Each record is to be copied exactly, with its pictures left behind.

[Start of section]

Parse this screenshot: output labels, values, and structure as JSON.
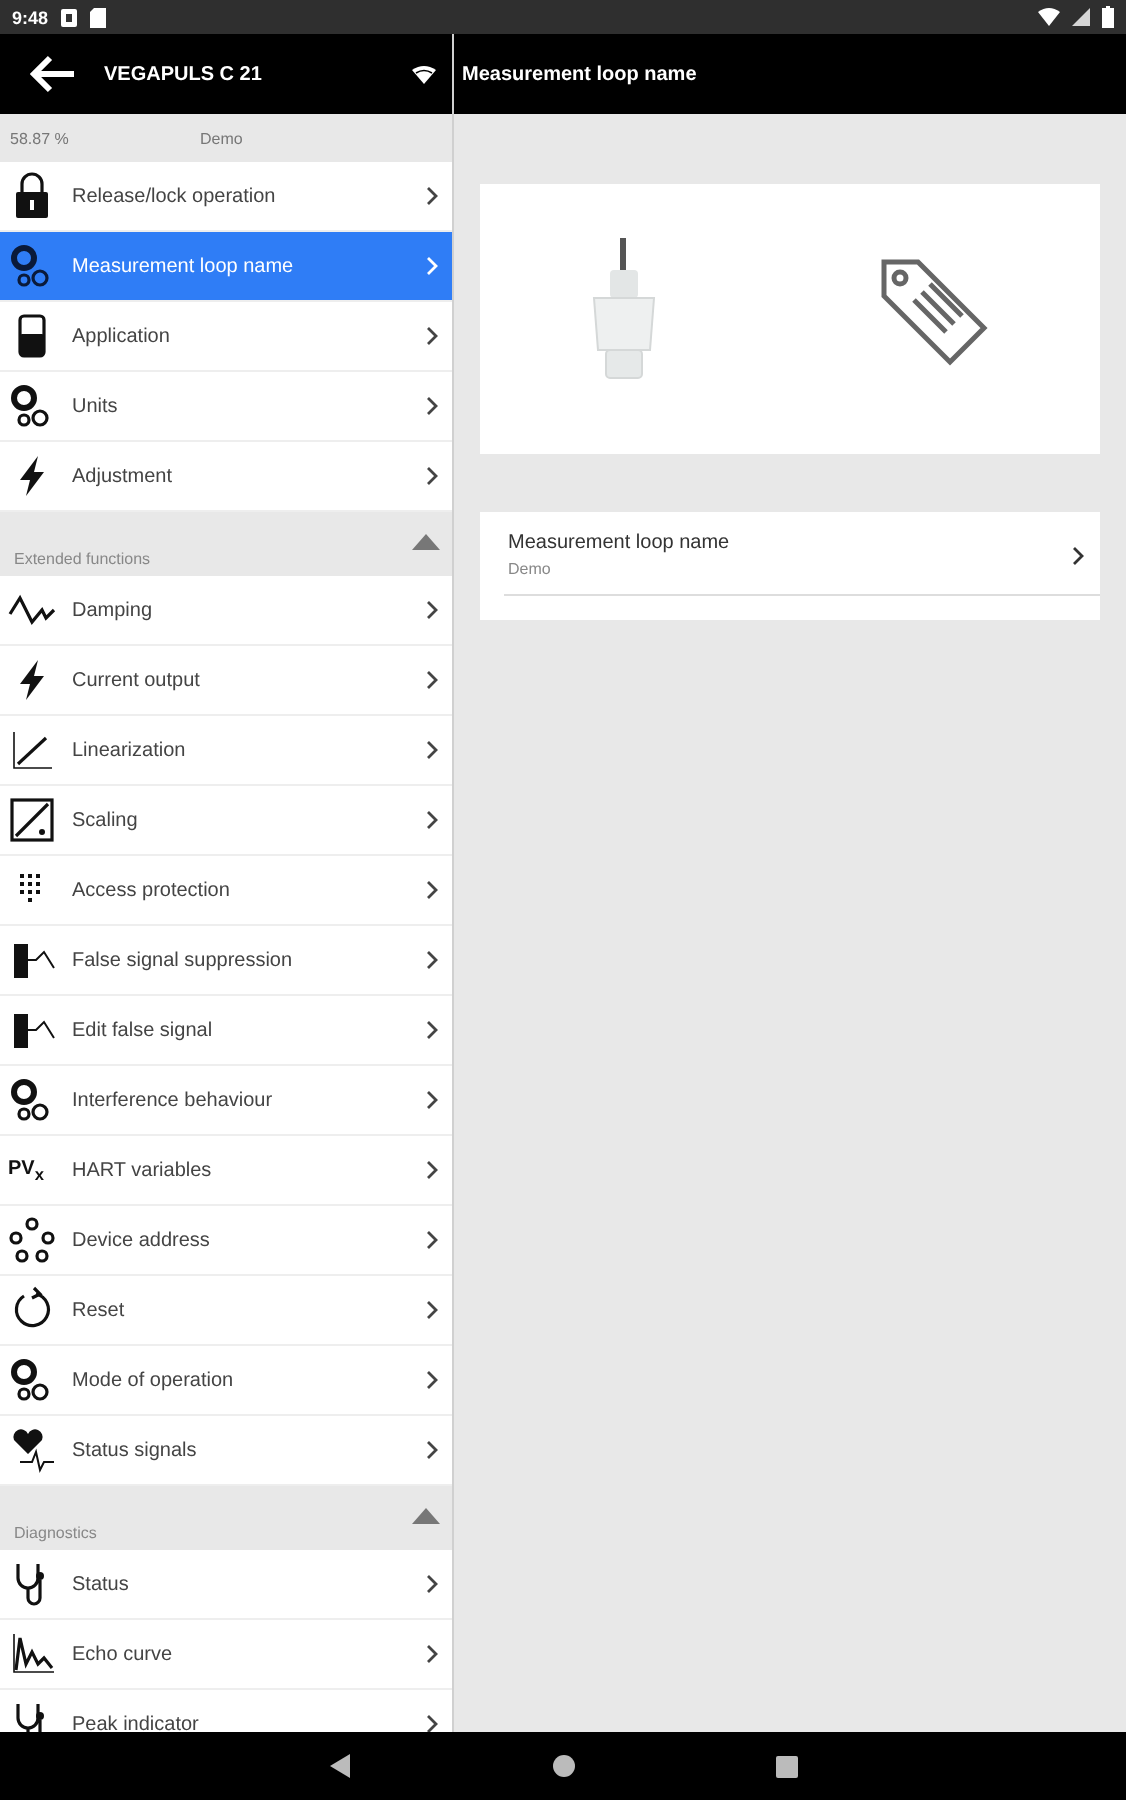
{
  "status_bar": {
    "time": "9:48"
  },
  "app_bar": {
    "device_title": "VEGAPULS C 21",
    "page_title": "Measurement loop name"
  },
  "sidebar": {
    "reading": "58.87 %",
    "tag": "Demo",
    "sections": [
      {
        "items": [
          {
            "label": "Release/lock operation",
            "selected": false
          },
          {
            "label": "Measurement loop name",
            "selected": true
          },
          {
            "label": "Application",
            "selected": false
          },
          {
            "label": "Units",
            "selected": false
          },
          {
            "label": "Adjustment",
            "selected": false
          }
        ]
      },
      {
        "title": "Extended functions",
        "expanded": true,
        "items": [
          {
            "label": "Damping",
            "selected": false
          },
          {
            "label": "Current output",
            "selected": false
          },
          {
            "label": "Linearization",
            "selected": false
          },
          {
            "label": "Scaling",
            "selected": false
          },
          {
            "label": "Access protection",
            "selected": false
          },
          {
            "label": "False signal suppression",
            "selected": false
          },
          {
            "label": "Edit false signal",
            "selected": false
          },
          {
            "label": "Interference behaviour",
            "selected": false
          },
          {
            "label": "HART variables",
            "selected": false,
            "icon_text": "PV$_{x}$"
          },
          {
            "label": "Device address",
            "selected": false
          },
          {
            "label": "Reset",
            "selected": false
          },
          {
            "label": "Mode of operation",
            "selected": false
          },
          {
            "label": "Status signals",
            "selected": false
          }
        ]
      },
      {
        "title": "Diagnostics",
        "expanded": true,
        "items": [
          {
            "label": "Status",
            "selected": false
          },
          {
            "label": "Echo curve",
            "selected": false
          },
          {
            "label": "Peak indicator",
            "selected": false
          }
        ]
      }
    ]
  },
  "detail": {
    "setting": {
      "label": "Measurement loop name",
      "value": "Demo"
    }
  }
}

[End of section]

- [Exercise answer]:
Parse this screenshot: output labels, values, and structure as JSON.
{
  "status_bar": {
    "time": "9:48"
  },
  "app_bar": {
    "device_title": "VEGAPULS C 21",
    "page_title": "Measurement loop name"
  },
  "sidebar": {
    "reading": "58.87 %",
    "tag": "Demo",
    "sections": [
      {
        "items": [
          {
            "label": "Release/lock operation",
            "selected": false
          },
          {
            "label": "Measurement loop name",
            "selected": true
          },
          {
            "label": "Application",
            "selected": false
          },
          {
            "label": "Units",
            "selected": false
          },
          {
            "label": "Adjustment",
            "selected": false
          }
        ]
      },
      {
        "title": "Extended functions",
        "expanded": true,
        "items": [
          {
            "label": "Damping",
            "selected": false
          },
          {
            "label": "Current output",
            "selected": false
          },
          {
            "label": "Linearization",
            "selected": false
          },
          {
            "label": "Scaling",
            "selected": false
          },
          {
            "label": "Access protection",
            "selected": false
          },
          {
            "label": "False signal suppression",
            "selected": false
          },
          {
            "label": "Edit false signal",
            "selected": false
          },
          {
            "label": "Interference behaviour",
            "selected": false
          },
          {
            "label": "HART variables",
            "selected": false,
            "icon_text": "PV$_{x}$"
          },
          {
            "label": "Device address",
            "selected": false
          },
          {
            "label": "Reset",
            "selected": false
          },
          {
            "label": "Mode of operation",
            "selected": false
          },
          {
            "label": "Status signals",
            "selected": false
          }
        ]
      },
      {
        "title": "Diagnostics",
        "expanded": true,
        "items": [
          {
            "label": "Status",
            "selected": false
          },
          {
            "label": "Echo curve",
            "selected": false
          },
          {
            "label": "Peak indicator",
            "selected": false
          }
        ]
      }
    ]
  },
  "detail": {
    "setting": {
      "label": "Measurement loop name",
      "value": "Demo"
    }
  }
}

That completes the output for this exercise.